ENTRIES SHOWN
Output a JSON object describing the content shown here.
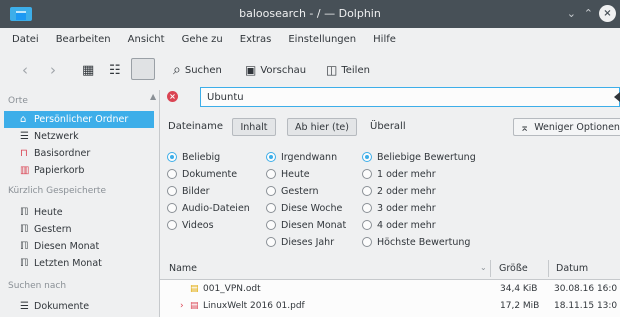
{
  "window": {
    "title": "baloosearch - / — Dolphin",
    "controls": {
      "minimize": "⌄",
      "maximize": "⌃",
      "close": "×"
    }
  },
  "menu": [
    "Datei",
    "Bearbeiten",
    "Ansicht",
    "Gehe zu",
    "Extras",
    "Einstellungen",
    "Hilfe"
  ],
  "toolbar": {
    "back_icon": "back-arrow-icon",
    "forward_icon": "forward-arrow-icon",
    "search_label": "Suchen",
    "preview_label": "Vorschau",
    "split_label": "Teilen"
  },
  "sidebar": {
    "places_header": "Orte",
    "places": [
      {
        "label": "Persönlicher Ordner",
        "icon": "home-icon",
        "active": true
      },
      {
        "label": "Netzwerk",
        "icon": "network-icon"
      },
      {
        "label": "Basisordner",
        "icon": "root-folder-icon"
      },
      {
        "label": "Papierkorb",
        "icon": "trash-icon"
      }
    ],
    "recent_header": "Kürzlich Gespeicherte",
    "recent": [
      {
        "label": "Heute",
        "icon": "calendar-icon"
      },
      {
        "label": "Gestern",
        "icon": "calendar-icon"
      },
      {
        "label": "Diesen Monat",
        "icon": "calendar-icon"
      },
      {
        "label": "Letzten Monat",
        "icon": "calendar-icon"
      }
    ],
    "search_header": "Suchen nach",
    "search_for": [
      {
        "label": "Dokumente",
        "icon": "documents-icon"
      }
    ]
  },
  "search": {
    "value": "Ubuntu"
  },
  "facets": {
    "filename_label": "Dateiname",
    "content_label": "Inhalt",
    "from_here_label": "Ab hier (te)",
    "everywhere_label": "Überall",
    "fewer_options_label": "Weniger Optionen"
  },
  "type_options": [
    {
      "label": "Beliebig",
      "selected": true
    },
    {
      "label": "Dokumente"
    },
    {
      "label": "Bilder"
    },
    {
      "label": "Audio-Dateien"
    },
    {
      "label": "Videos"
    }
  ],
  "date_options": [
    {
      "label": "Irgendwann",
      "selected": true
    },
    {
      "label": "Heute"
    },
    {
      "label": "Gestern"
    },
    {
      "label": "Diese Woche"
    },
    {
      "label": "Diesen Monat"
    },
    {
      "label": "Dieses Jahr"
    }
  ],
  "rating_options": [
    {
      "label": "Beliebige Bewertung",
      "selected": true
    },
    {
      "label": "1 oder mehr"
    },
    {
      "label": "2 oder mehr"
    },
    {
      "label": "3 oder mehr"
    },
    {
      "label": "4 oder mehr"
    },
    {
      "label": "Höchste Bewertung"
    }
  ],
  "file_list": {
    "columns": {
      "name": "Name",
      "size": "Größe",
      "date": "Datum"
    },
    "rows": [
      {
        "name": "001_VPN.odt",
        "size": "34,4 KiB",
        "date": "30.08.16 16:0"
      },
      {
        "name": "LinuxWelt 2016 01.pdf",
        "size": "17,2 MiB",
        "date": "18.11.15 13:0"
      }
    ]
  },
  "colors": {
    "accent": "#3daee9",
    "titlebar": "#475057",
    "warning": "#da4453"
  }
}
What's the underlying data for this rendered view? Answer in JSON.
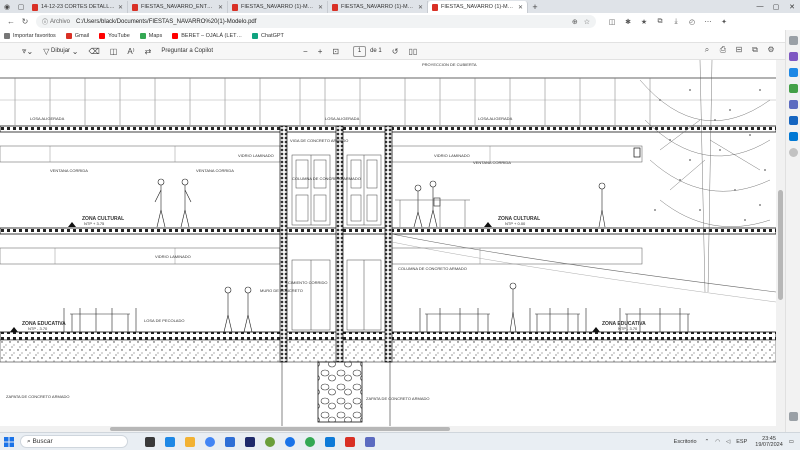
{
  "browser": {
    "tabs": [
      {
        "label": "14-12-23 CORTES DETALLADOS"
      },
      {
        "label": "FIESTAS_NAVARRO_ENTREGA_FI"
      },
      {
        "label": "FIESTAS_NAVARRO (1)-Modelo.p"
      },
      {
        "label": "FIESTAS_NAVARRO (1)-Modelo.p"
      },
      {
        "label": "FIESTAS_NAVARRO (1)-Modelo.p"
      }
    ],
    "address": {
      "scheme_label": "Archivo",
      "url": "C:/Users/black/Documents/FIESTAS_NAVARRO%20(1)-Modelo.pdf"
    },
    "bookmarks": [
      {
        "label": "Importar favoritos",
        "color": "#777777"
      },
      {
        "label": "Gmail",
        "color": "#d93025"
      },
      {
        "label": "YouTube",
        "color": "#ff0000"
      },
      {
        "label": "Maps",
        "color": "#34a853"
      },
      {
        "label": "BERET – OJALÁ (LET…",
        "color": "#ff0000"
      },
      {
        "label": "ChatGPT",
        "color": "#10a37f"
      }
    ]
  },
  "pdf_toolbar": {
    "draw_label": "Dibujar",
    "copilot_label": "Preguntar a Copilot",
    "page_value": "1",
    "page_total": "de 1"
  },
  "drawing": {
    "labels": {
      "proyeccion": "PROYECCION DE CUBIERTA",
      "losa_top1": "LOSA ALIGERADA",
      "losa_top2": "LOSA ALIGERADA",
      "losa_top3": "LOSA ALIGERADA",
      "viga_concreto": "VIGA DE CONCRETO ARMADO",
      "vidrio_lam1": "VIDRIO LAMINADO",
      "vidrio_lam2": "VIDRIO LAMINADO",
      "vidrio_lam3": "VIDRIO LAMINADO",
      "ventana1": "VENTANA CORRIDA",
      "ventana2": "VENTANA CORRIDA",
      "ventana3": "VENTANA CORRIDA",
      "col_concreto1": "COLUMNA DE CONCRETO ARMADO",
      "col_concreto2": "COLUMNA DE CONCRETO ARMADO",
      "zona_cultural1": "ZONA CULTURAL",
      "ntp1": "NTP + 3.75",
      "zona_cultural2": "ZONA CULTURAL",
      "ntp2": "NTP + 0.00",
      "zona_educativa1": "ZONA EDUCATIVA",
      "ntp3": "NTP - 3.70",
      "zona_educativa2": "ZONA EDUCATIVA",
      "ntp4": "NTP - 3.70",
      "losa_ped": "LOSA DE PECOLADO",
      "zapata": "ZAPATA DE CONCRETO ARMADO",
      "zapata2": "ZAPATA DE CONCRETO ARMADO",
      "muro": "MURO DE CONCRETO",
      "cimiento": "CIMIENTO CORRIDO"
    }
  },
  "taskbar": {
    "search_placeholder": "Buscar",
    "apps": [
      {
        "color": "#3a3a3a"
      },
      {
        "color": "#1e88e5"
      },
      {
        "color": "#f2b233"
      },
      {
        "color": "#4285f4"
      },
      {
        "color": "#2f6fd6"
      },
      {
        "color": "#1f2a6b"
      },
      {
        "color": "#6a9e3a"
      },
      {
        "color": "#1a73e8"
      },
      {
        "color": "#34a853"
      },
      {
        "color": "#0f7bd8"
      },
      {
        "color": "#d93025"
      },
      {
        "color": "#5c6bc0"
      }
    ],
    "weather": "Escritorio",
    "lang": "ESP",
    "time": "23:45",
    "date": "19/07/2024"
  }
}
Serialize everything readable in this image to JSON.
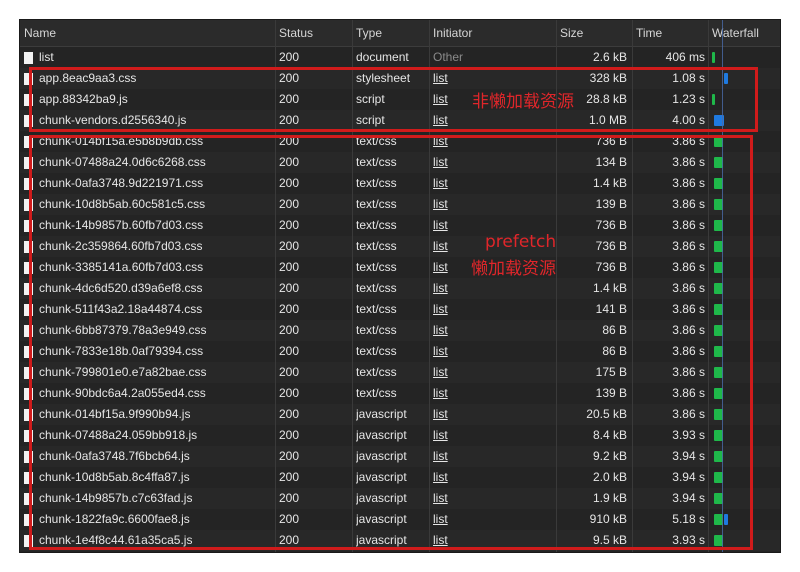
{
  "header": {
    "name": "Name",
    "status": "Status",
    "type": "Type",
    "initiator": "Initiator",
    "size": "Size",
    "time": "Time",
    "waterfall": "Waterfall"
  },
  "colors": {
    "panel_bg": "#242424",
    "annotation_red": "#d01b1b",
    "bar_green": "#1db954",
    "bar_blue": "#1f7ae0"
  },
  "rows": [
    {
      "name": "list",
      "status": "200",
      "type": "document",
      "initiator": "Other",
      "initiator_link": false,
      "size": "2.6 kB",
      "time": "406 ms",
      "bars": [
        "green-thin"
      ]
    },
    {
      "name": "app.8eac9aa3.css",
      "status": "200",
      "type": "stylesheet",
      "initiator": "list",
      "initiator_link": true,
      "size": "328 kB",
      "time": "1.08 s",
      "bars": [
        "blue-small"
      ]
    },
    {
      "name": "app.88342ba9.js",
      "status": "200",
      "type": "script",
      "initiator": "list",
      "initiator_link": true,
      "size": "28.8 kB",
      "time": "1.23 s",
      "bars": [
        "green-thin"
      ]
    },
    {
      "name": "chunk-vendors.d2556340.js",
      "status": "200",
      "type": "script",
      "initiator": "list",
      "initiator_link": true,
      "size": "1.0 MB",
      "time": "4.00 s",
      "bars": [
        "blue-wide"
      ]
    },
    {
      "name": "chunk-014bf15a.e5b8b9db.css",
      "status": "200",
      "type": "text/css",
      "initiator": "list",
      "initiator_link": true,
      "size": "736 B",
      "time": "3.86 s",
      "bars": [
        "green"
      ]
    },
    {
      "name": "chunk-07488a24.0d6c6268.css",
      "status": "200",
      "type": "text/css",
      "initiator": "list",
      "initiator_link": true,
      "size": "134 B",
      "time": "3.86 s",
      "bars": [
        "green"
      ]
    },
    {
      "name": "chunk-0afa3748.9d221971.css",
      "status": "200",
      "type": "text/css",
      "initiator": "list",
      "initiator_link": true,
      "size": "1.4 kB",
      "time": "3.86 s",
      "bars": [
        "green"
      ]
    },
    {
      "name": "chunk-10d8b5ab.60c581c5.css",
      "status": "200",
      "type": "text/css",
      "initiator": "list",
      "initiator_link": true,
      "size": "139 B",
      "time": "3.86 s",
      "bars": [
        "green"
      ]
    },
    {
      "name": "chunk-14b9857b.60fb7d03.css",
      "status": "200",
      "type": "text/css",
      "initiator": "list",
      "initiator_link": true,
      "size": "736 B",
      "time": "3.86 s",
      "bars": [
        "green"
      ]
    },
    {
      "name": "chunk-2c359864.60fb7d03.css",
      "status": "200",
      "type": "text/css",
      "initiator": "list",
      "initiator_link": true,
      "size": "736 B",
      "time": "3.86 s",
      "bars": [
        "green"
      ]
    },
    {
      "name": "chunk-3385141a.60fb7d03.css",
      "status": "200",
      "type": "text/css",
      "initiator": "list",
      "initiator_link": true,
      "size": "736 B",
      "time": "3.86 s",
      "bars": [
        "green"
      ]
    },
    {
      "name": "chunk-4dc6d520.d39a6ef8.css",
      "status": "200",
      "type": "text/css",
      "initiator": "list",
      "initiator_link": true,
      "size": "1.4 kB",
      "time": "3.86 s",
      "bars": [
        "green"
      ]
    },
    {
      "name": "chunk-511f43a2.18a44874.css",
      "status": "200",
      "type": "text/css",
      "initiator": "list",
      "initiator_link": true,
      "size": "141 B",
      "time": "3.86 s",
      "bars": [
        "green"
      ]
    },
    {
      "name": "chunk-6bb87379.78a3e949.css",
      "status": "200",
      "type": "text/css",
      "initiator": "list",
      "initiator_link": true,
      "size": "86 B",
      "time": "3.86 s",
      "bars": [
        "green"
      ]
    },
    {
      "name": "chunk-7833e18b.0af79394.css",
      "status": "200",
      "type": "text/css",
      "initiator": "list",
      "initiator_link": true,
      "size": "86 B",
      "time": "3.86 s",
      "bars": [
        "green"
      ]
    },
    {
      "name": "chunk-799801e0.e7a82bae.css",
      "status": "200",
      "type": "text/css",
      "initiator": "list",
      "initiator_link": true,
      "size": "175 B",
      "time": "3.86 s",
      "bars": [
        "green"
      ]
    },
    {
      "name": "chunk-90bdc6a4.2a055ed4.css",
      "status": "200",
      "type": "text/css",
      "initiator": "list",
      "initiator_link": true,
      "size": "139 B",
      "time": "3.86 s",
      "bars": [
        "green"
      ]
    },
    {
      "name": "chunk-014bf15a.9f990b94.js",
      "status": "200",
      "type": "javascript",
      "initiator": "list",
      "initiator_link": true,
      "size": "20.5 kB",
      "time": "3.86 s",
      "bars": [
        "green"
      ]
    },
    {
      "name": "chunk-07488a24.059bb918.js",
      "status": "200",
      "type": "javascript",
      "initiator": "list",
      "initiator_link": true,
      "size": "8.4 kB",
      "time": "3.93 s",
      "bars": [
        "green"
      ]
    },
    {
      "name": "chunk-0afa3748.7f6bcb64.js",
      "status": "200",
      "type": "javascript",
      "initiator": "list",
      "initiator_link": true,
      "size": "9.2 kB",
      "time": "3.94 s",
      "bars": [
        "green"
      ]
    },
    {
      "name": "chunk-10d8b5ab.8c4ffa87.js",
      "status": "200",
      "type": "javascript",
      "initiator": "list",
      "initiator_link": true,
      "size": "2.0 kB",
      "time": "3.94 s",
      "bars": [
        "green"
      ]
    },
    {
      "name": "chunk-14b9857b.c7c63fad.js",
      "status": "200",
      "type": "javascript",
      "initiator": "list",
      "initiator_link": true,
      "size": "1.9 kB",
      "time": "3.94 s",
      "bars": [
        "green"
      ]
    },
    {
      "name": "chunk-1822fa9c.6600fae8.js",
      "status": "200",
      "type": "javascript",
      "initiator": "list",
      "initiator_link": true,
      "size": "910 kB",
      "time": "5.18 s",
      "bars": [
        "green",
        "blue-small"
      ]
    },
    {
      "name": "chunk-1e4f8c44.61a35ca5.js",
      "status": "200",
      "type": "javascript",
      "initiator": "list",
      "initiator_link": true,
      "size": "9.5 kB",
      "time": "3.93 s",
      "bars": [
        "green"
      ]
    }
  ],
  "annotations": {
    "non_lazy": "非懒加载资源",
    "prefetch_line1": "prefetch",
    "prefetch_line2": "懒加载资源"
  }
}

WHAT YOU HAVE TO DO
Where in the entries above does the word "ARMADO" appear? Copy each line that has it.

EXERCISE RESPONSE
      "viga_concreto": "VIGA DE CONCRETO ARMADO",
      "col_concreto1": "COLUMNA DE CONCRETO ARMADO",
      "col_concreto2": "COLUMNA DE CONCRETO ARMADO",
      "zapata": "ZAPATA DE CONCRETO ARMADO",
      "zapata2": "ZAPATA DE CONCRETO ARMADO",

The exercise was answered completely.